--- START ---

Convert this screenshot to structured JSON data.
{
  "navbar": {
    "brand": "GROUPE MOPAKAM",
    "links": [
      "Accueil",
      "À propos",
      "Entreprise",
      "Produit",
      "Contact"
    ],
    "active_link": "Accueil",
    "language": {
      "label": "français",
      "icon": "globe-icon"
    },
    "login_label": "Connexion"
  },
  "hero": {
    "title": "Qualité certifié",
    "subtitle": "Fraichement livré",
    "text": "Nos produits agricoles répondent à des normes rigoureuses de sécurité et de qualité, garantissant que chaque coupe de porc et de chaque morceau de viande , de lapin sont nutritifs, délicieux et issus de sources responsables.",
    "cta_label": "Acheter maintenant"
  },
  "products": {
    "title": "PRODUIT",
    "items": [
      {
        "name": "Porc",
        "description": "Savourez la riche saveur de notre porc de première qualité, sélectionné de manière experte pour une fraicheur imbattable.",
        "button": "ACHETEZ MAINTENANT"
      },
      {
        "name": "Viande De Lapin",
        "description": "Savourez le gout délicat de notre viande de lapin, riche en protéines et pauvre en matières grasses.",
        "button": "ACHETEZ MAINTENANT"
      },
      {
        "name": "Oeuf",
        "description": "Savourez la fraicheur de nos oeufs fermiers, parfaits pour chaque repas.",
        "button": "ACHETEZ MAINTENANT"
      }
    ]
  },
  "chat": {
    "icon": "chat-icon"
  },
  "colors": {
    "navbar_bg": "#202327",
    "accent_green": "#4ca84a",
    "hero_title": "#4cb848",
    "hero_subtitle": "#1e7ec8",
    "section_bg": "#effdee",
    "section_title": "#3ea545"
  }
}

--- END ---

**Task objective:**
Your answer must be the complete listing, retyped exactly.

**Response to this exercise:**
Convert this screenshot to structured JSON data.
{
  "navbar": {
    "brand": "GROUPE MOPAKAM",
    "links": [
      "Accueil",
      "À propos",
      "Entreprise",
      "Produit",
      "Contact"
    ],
    "active_link": "Accueil",
    "language": {
      "label": "français",
      "icon": "globe-icon"
    },
    "login_label": "Connexion"
  },
  "hero": {
    "title": "Qualité certifié",
    "subtitle": "Fraichement livré",
    "text": "Nos produits agricoles répondent à des normes rigoureuses de sécurité et de qualité, garantissant que chaque coupe de porc et de chaque morceau de viande , de lapin sont nutritifs, délicieux et issus de sources responsables.",
    "cta_label": "Acheter maintenant"
  },
  "products": {
    "title": "PRODUIT",
    "items": [
      {
        "name": "Porc",
        "description": "Savourez la riche saveur de notre porc de première qualité, sélectionné de manière experte pour une fraicheur imbattable.",
        "button": "ACHETEZ MAINTENANT"
      },
      {
        "name": "Viande De Lapin",
        "description": "Savourez le gout délicat de notre viande de lapin, riche en protéines et pauvre en matières grasses.",
        "button": "ACHETEZ MAINTENANT"
      },
      {
        "name": "Oeuf",
        "description": "Savourez la fraicheur de nos oeufs fermiers, parfaits pour chaque repas.",
        "button": "ACHETEZ MAINTENANT"
      }
    ]
  },
  "chat": {
    "icon": "chat-icon"
  },
  "colors": {
    "navbar_bg": "#202327",
    "accent_green": "#4ca84a",
    "hero_title": "#4cb848",
    "hero_subtitle": "#1e7ec8",
    "section_bg": "#effdee",
    "section_title": "#3ea545"
  }
}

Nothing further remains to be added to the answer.